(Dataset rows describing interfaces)
>>

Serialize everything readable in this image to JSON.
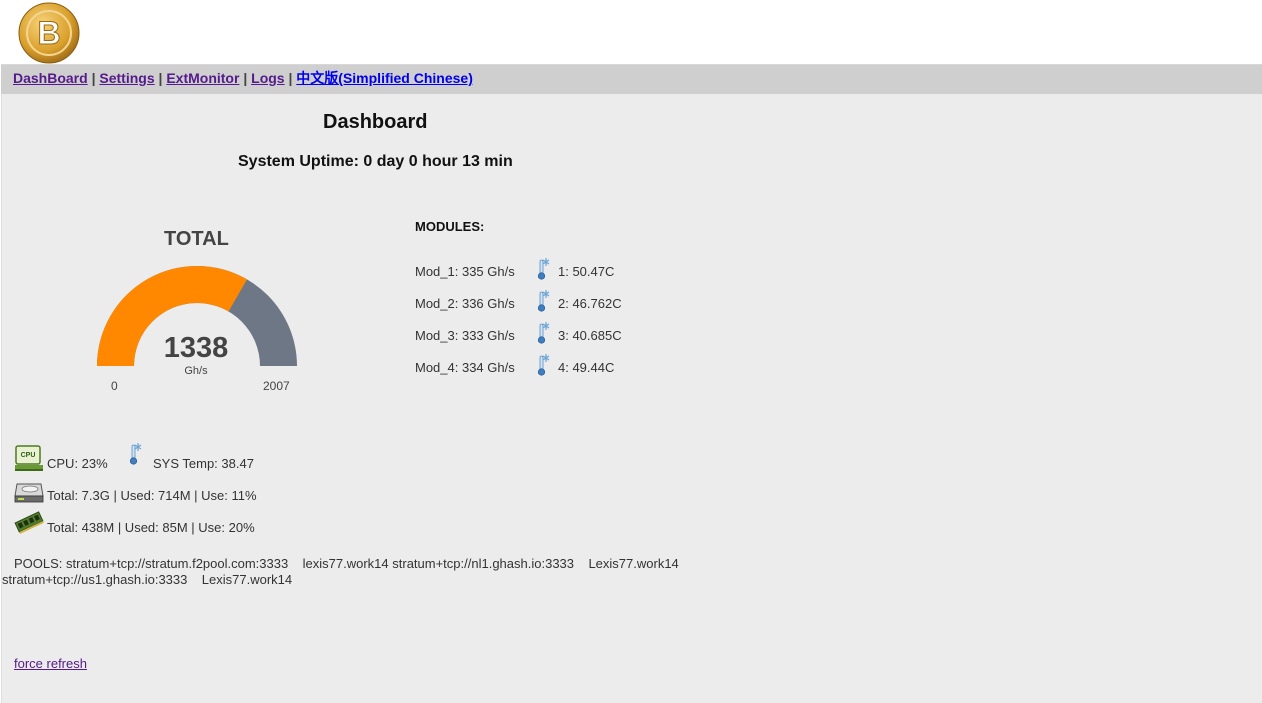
{
  "logo": {
    "icon": "bitcoin-logo-icon",
    "symbol": "B"
  },
  "nav": {
    "items": [
      {
        "label": "DashBoard"
      },
      {
        "label": "Settings"
      },
      {
        "label": "ExtMonitor"
      },
      {
        "label": "Logs"
      },
      {
        "label": "中文版(Simplified Chinese)"
      }
    ],
    "separator": "|"
  },
  "dashboard": {
    "title": "Dashboard",
    "uptime": "System Uptime: 0 day 0 hour 13 min"
  },
  "gauge": {
    "title": "TOTAL",
    "value": 1338,
    "value_text": "1338",
    "unit": "Gh/s",
    "min": 0,
    "min_text": "0",
    "max": 2007,
    "max_text": "2007",
    "fill_color": "#ff8800",
    "track_color": "#6d7785"
  },
  "modules": {
    "title": "MODULES:",
    "items": [
      {
        "rate": "Mod_1: 335 Gh/s",
        "temp": "1: 50.47C"
      },
      {
        "rate": "Mod_2: 336 Gh/s",
        "temp": "2: 46.762C"
      },
      {
        "rate": "Mod_3: 333 Gh/s",
        "temp": "3: 40.685C"
      },
      {
        "rate": "Mod_4: 334 Gh/s",
        "temp": "4: 49.44C"
      }
    ]
  },
  "system": {
    "cpu": "CPU: 23%",
    "sys_temp": "SYS Temp: 38.47",
    "disk": "Total: 7.3G | Used: 714M | Use: 11%",
    "memory": "Total: 438M | Used: 85M | Use: 20%"
  },
  "pools": {
    "text": "POOLS: stratum+tcp://stratum.f2pool.com:3333    lexis77.work14 stratum+tcp://nl1.ghash.io:3333    Lexis77.work14 stratum+tcp://us1.ghash.io:3333    Lexis77.work14"
  },
  "force_refresh": "force refresh "
}
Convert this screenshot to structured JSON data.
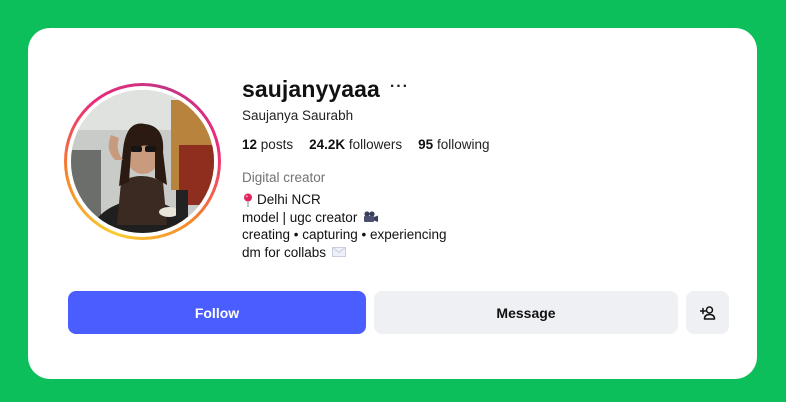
{
  "profile": {
    "username": "saujanyyaaa",
    "more_label": "···",
    "full_name": "Saujanya Saurabh",
    "stats": {
      "posts_count": "12",
      "posts_label": "posts",
      "followers_count": "24.2K",
      "followers_label": "followers",
      "following_count": "95",
      "following_label": "following"
    },
    "category": "Digital creator",
    "bio": {
      "line1": "Delhi NCR",
      "line2": "model | ugc creator",
      "line3": "creating • capturing • experiencing",
      "line4": "dm for collabs"
    },
    "icons": {
      "more": "more-options-icon",
      "pin": "round-pushpin-icon",
      "camera": "movie-camera-icon",
      "mail": "envelope-icon",
      "add_user": "add-user-icon"
    }
  },
  "actions": {
    "follow_label": "Follow",
    "message_label": "Message"
  },
  "colors": {
    "page_background": "#0cbf5a",
    "card_background": "#ffffff",
    "follow_button": "#4a5dff",
    "secondary_button": "#eff0f3",
    "muted_text": "#737373"
  }
}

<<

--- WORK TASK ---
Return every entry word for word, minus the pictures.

--- EXERCISE SOLUTION ---
Serialize everything readable in this image to JSON.
{
  "logo": {
    "icon": "bitcoin-logo-icon",
    "symbol": "B"
  },
  "nav": {
    "items": [
      {
        "label": "DashBoard"
      },
      {
        "label": "Settings"
      },
      {
        "label": "ExtMonitor"
      },
      {
        "label": "Logs"
      },
      {
        "label": "中文版(Simplified Chinese)"
      }
    ],
    "separator": "|"
  },
  "dashboard": {
    "title": "Dashboard",
    "uptime": "System Uptime: 0 day 0 hour 13 min"
  },
  "gauge": {
    "title": "TOTAL",
    "value": 1338,
    "value_text": "1338",
    "unit": "Gh/s",
    "min": 0,
    "min_text": "0",
    "max": 2007,
    "max_text": "2007",
    "fill_color": "#ff8800",
    "track_color": "#6d7785"
  },
  "modules": {
    "title": "MODULES:",
    "items": [
      {
        "rate": "Mod_1: 335 Gh/s",
        "temp": "1: 50.47C"
      },
      {
        "rate": "Mod_2: 336 Gh/s",
        "temp": "2: 46.762C"
      },
      {
        "rate": "Mod_3: 333 Gh/s",
        "temp": "3: 40.685C"
      },
      {
        "rate": "Mod_4: 334 Gh/s",
        "temp": "4: 49.44C"
      }
    ]
  },
  "system": {
    "cpu": "CPU: 23%",
    "sys_temp": "SYS Temp: 38.47",
    "disk": "Total: 7.3G | Used: 714M | Use: 11%",
    "memory": "Total: 438M | Used: 85M | Use: 20%"
  },
  "pools": {
    "text": "POOLS: stratum+tcp://stratum.f2pool.com:3333    lexis77.work14 stratum+tcp://nl1.ghash.io:3333    Lexis77.work14 stratum+tcp://us1.ghash.io:3333    Lexis77.work14"
  },
  "force_refresh": "force refresh "
}
Convert this screenshot to structured JSON data.
{
  "profile": {
    "username": "saujanyyaaa",
    "more_label": "···",
    "full_name": "Saujanya Saurabh",
    "stats": {
      "posts_count": "12",
      "posts_label": "posts",
      "followers_count": "24.2K",
      "followers_label": "followers",
      "following_count": "95",
      "following_label": "following"
    },
    "category": "Digital creator",
    "bio": {
      "line1": "Delhi NCR",
      "line2": "model | ugc creator",
      "line3": "creating • capturing • experiencing",
      "line4": "dm for collabs"
    },
    "icons": {
      "more": "more-options-icon",
      "pin": "round-pushpin-icon",
      "camera": "movie-camera-icon",
      "mail": "envelope-icon",
      "add_user": "add-user-icon"
    }
  },
  "actions": {
    "follow_label": "Follow",
    "message_label": "Message"
  },
  "colors": {
    "page_background": "#0cbf5a",
    "card_background": "#ffffff",
    "follow_button": "#4a5dff",
    "secondary_button": "#eff0f3",
    "muted_text": "#737373"
  }
}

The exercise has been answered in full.